I recently auditioned for a post-hardcore band and it went pretty well, the only thing is that the singer said that I needed to start writing. The problem is that I'm not good at writing music at all, I'm trying to find stuff that sounds good but I don't know why I'm having trouble with it. I've been playing guitar for about 6 years but I'm not very well versed in theory...so if someone could help me out be telling me what I should know to write for this so I can kind of know what goes together. I'm the rhythm guitarist but I want to incorporate some lead parts also. The songs that we have so far do use a lot of open notes, triplets, chugs, breakdowns, and some lead licks. Any help would be appreciated.
Well, since you played for 6 years, I would assume that you would at least know some basic chords, and the notes on the fretboard. If you do, then I suggest you should learn major/minor scales, chord formulas, and intervals, and once you learn that, make sure you have a firm grasp on understanding those concepts.
Skip the username, call me Billy
Post-hardcore is a very easy genre to get the hang of. Play around with the minor scale, keep the songs in the key of whatever your lowest note is on the guitar (For Drop C, of course, it would be C). It doesn't take much to write out a pattern for "chugging" or a "breakdown", I could teach a monkey to palm mute an open power chord and play it at random times. Just, look at some other bands that you're going for in terms of sound, see what they do, and use that to help you write your own riffs. That's what will help you the most.

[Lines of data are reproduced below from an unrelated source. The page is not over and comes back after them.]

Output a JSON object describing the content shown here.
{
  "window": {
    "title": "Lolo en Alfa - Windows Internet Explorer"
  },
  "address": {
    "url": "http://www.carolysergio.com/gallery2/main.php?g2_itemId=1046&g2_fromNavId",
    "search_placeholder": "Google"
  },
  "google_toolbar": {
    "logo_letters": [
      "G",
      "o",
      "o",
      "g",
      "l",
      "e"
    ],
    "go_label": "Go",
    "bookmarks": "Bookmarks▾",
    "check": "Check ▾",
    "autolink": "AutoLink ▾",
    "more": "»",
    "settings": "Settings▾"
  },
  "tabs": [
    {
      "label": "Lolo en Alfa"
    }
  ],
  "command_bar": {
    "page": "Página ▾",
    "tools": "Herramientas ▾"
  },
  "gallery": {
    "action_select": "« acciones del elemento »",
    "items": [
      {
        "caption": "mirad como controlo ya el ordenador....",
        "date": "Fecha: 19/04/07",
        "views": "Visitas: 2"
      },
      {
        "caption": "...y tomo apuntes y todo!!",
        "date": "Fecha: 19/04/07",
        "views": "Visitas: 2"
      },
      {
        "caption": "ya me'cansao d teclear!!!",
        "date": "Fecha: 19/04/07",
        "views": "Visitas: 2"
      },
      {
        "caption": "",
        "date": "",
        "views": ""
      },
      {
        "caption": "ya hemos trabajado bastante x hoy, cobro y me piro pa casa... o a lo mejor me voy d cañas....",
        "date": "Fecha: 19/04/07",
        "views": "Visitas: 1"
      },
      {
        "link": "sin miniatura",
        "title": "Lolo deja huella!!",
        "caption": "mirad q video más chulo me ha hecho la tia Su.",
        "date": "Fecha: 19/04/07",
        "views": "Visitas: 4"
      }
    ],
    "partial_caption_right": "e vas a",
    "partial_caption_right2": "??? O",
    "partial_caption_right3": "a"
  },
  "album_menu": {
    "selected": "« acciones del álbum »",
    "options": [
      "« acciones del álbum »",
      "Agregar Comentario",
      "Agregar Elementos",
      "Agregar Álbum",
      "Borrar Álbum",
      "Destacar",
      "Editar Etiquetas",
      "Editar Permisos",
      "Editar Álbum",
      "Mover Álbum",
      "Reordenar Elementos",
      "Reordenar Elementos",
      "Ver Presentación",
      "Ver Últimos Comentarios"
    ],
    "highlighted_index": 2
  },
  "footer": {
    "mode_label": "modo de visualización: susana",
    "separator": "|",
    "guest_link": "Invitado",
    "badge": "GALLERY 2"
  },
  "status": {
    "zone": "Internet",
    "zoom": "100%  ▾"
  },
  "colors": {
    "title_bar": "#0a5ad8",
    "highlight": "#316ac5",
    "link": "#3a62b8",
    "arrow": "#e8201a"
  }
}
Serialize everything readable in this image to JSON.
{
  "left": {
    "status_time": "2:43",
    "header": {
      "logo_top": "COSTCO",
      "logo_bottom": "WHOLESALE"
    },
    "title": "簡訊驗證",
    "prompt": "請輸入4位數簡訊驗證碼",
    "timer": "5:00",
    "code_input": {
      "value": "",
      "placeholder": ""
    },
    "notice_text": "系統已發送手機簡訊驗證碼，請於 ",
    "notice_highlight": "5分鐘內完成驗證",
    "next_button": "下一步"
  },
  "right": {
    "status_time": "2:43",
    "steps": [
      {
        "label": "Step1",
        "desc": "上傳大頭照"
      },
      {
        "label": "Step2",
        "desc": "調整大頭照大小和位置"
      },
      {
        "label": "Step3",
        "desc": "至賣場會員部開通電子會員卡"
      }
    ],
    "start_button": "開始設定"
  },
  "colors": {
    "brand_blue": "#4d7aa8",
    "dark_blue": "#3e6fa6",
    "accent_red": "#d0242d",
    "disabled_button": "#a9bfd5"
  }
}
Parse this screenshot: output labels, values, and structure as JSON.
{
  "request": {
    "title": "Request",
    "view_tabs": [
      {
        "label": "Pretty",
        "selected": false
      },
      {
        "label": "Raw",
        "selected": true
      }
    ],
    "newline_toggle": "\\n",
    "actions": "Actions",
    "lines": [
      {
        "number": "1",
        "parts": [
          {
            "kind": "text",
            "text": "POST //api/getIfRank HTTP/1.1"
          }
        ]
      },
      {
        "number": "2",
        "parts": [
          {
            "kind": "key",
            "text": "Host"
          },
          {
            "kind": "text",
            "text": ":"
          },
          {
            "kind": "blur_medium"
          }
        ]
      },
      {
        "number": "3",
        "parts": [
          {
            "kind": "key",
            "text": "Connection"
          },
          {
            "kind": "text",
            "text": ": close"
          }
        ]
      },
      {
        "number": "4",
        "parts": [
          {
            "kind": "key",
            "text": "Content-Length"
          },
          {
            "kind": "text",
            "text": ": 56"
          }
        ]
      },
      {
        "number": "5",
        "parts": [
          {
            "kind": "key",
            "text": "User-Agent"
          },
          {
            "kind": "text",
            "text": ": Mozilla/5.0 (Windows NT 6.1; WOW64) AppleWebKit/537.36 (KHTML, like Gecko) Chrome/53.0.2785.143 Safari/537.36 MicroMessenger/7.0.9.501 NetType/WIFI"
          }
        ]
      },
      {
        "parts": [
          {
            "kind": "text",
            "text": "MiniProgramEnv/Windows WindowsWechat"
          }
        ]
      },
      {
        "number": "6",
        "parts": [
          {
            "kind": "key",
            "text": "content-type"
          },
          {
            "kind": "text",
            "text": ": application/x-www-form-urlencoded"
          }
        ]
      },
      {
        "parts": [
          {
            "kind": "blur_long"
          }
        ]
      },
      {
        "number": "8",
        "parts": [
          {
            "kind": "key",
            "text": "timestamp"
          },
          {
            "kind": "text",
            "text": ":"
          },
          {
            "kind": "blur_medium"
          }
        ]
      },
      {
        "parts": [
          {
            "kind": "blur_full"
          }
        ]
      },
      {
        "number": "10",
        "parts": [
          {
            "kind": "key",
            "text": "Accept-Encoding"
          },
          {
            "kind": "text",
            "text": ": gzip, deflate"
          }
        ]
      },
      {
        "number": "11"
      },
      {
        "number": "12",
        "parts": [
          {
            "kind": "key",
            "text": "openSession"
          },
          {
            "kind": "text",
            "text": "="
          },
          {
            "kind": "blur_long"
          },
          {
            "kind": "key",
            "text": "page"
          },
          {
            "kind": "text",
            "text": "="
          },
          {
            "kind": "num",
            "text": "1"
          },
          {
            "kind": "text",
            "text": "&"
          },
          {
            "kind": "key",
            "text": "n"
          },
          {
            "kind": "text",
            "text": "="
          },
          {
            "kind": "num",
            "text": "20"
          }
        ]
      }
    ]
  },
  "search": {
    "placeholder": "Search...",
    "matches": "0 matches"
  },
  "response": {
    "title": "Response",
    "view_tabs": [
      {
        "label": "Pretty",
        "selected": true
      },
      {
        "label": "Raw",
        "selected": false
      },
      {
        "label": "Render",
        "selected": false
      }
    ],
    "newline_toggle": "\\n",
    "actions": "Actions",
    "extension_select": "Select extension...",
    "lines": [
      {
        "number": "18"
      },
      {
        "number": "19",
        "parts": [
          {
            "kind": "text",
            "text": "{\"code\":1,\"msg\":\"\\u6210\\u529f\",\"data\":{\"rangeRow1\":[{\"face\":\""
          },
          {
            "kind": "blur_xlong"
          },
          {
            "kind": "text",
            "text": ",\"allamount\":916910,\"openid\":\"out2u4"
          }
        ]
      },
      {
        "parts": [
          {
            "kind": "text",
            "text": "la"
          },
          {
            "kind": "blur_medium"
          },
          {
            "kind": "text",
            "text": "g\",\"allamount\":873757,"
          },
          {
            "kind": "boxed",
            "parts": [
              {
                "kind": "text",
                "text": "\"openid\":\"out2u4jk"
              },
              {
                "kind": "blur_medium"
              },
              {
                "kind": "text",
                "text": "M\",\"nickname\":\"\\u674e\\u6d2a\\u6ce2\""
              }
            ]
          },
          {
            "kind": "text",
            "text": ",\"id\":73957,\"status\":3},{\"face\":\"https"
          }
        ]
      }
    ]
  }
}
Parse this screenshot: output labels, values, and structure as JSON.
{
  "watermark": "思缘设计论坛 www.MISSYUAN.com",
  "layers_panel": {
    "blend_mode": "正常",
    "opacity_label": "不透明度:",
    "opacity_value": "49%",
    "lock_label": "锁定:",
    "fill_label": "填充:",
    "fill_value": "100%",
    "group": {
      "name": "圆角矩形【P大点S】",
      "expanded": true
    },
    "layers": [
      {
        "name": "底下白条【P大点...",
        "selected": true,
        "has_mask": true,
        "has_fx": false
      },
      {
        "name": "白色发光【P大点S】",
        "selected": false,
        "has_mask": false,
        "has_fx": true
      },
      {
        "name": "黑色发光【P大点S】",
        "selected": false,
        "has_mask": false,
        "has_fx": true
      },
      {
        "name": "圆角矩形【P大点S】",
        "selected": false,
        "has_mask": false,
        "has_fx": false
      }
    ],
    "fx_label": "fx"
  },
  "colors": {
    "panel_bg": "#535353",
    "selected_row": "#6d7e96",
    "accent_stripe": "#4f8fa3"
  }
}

Last edited by Zan595 at Jul 19, 2011,
all i can say is that once things become formulaic, they also become forgettable.
I'm a dude, he's a dude, she's a dude, we're all dudes HEY!
Post Hardcore is a very formulaic, forgettable genre, in my opinion. It's just the "style", kinda cookie cutter.
Chug chug chugga chug.

Now to make an album.
Understand nothing, in order to learn everything.

Quote by liampje
I can write a coherent tune ... But 3/4? I play rock, not polka.